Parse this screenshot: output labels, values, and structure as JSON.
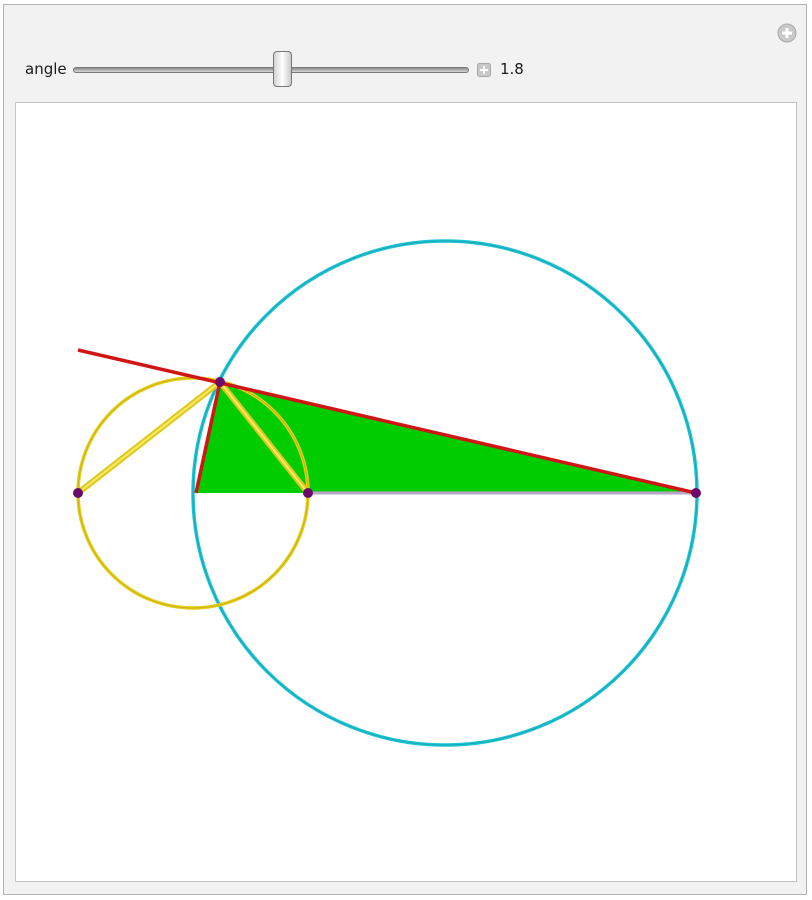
{
  "control": {
    "label": "angle",
    "value": "1.8",
    "slider_fraction": 0.53
  },
  "icons": {
    "top_right": "add-circle-icon",
    "slider_adjust": "add-square-icon"
  },
  "colors": {
    "panel_bg": "#f2f2f2",
    "cyan_circle": "#1fc4d4",
    "yellow": "#e6cf1c",
    "red": "#d11414",
    "green_fill": "#00cc00",
    "point": "#6b0a6b",
    "baseline": "#b9a3c9"
  }
}
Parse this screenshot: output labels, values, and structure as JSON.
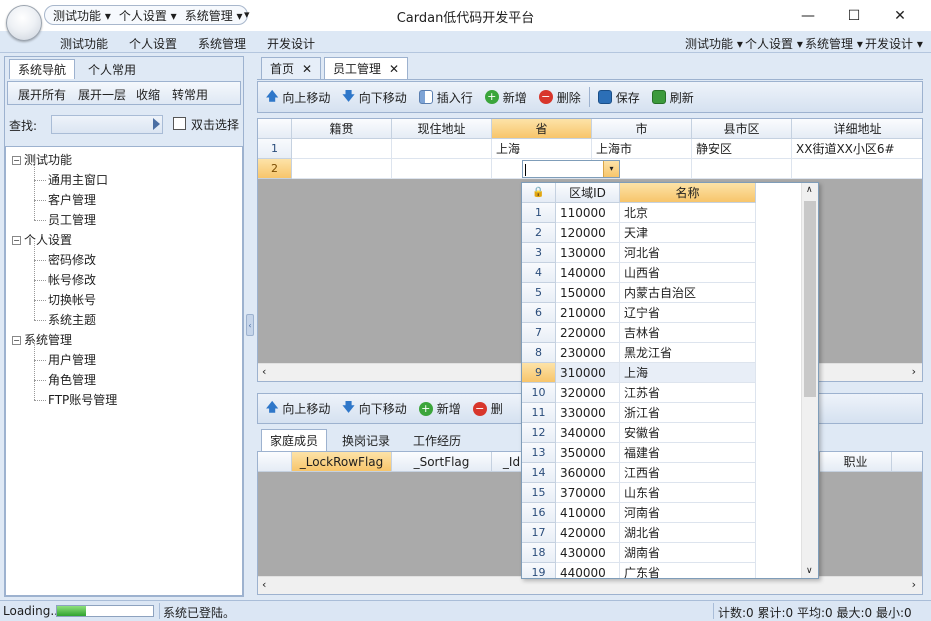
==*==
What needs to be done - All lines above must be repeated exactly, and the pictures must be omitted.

Result -
Parse this screenshot: output labels, values, and structure as JSON.
{
  "control": {
    "label": "angle",
    "value": "1.8",
    "slider_fraction": 0.53
  },
  "icons": {
    "top_right": "add-circle-icon",
    "slider_adjust": "add-square-icon"
  },
  "colors": {
    "panel_bg": "#f2f2f2",
    "cyan_circle": "#1fc4d4",
    "yellow": "#e6cf1c",
    "red": "#d11414",
    "green_fill": "#00cc00",
    "point": "#6b0a6b",
    "baseline": "#b9a3c9"
  }
}
Parse this screenshot: output labels, values, and structure as JSON.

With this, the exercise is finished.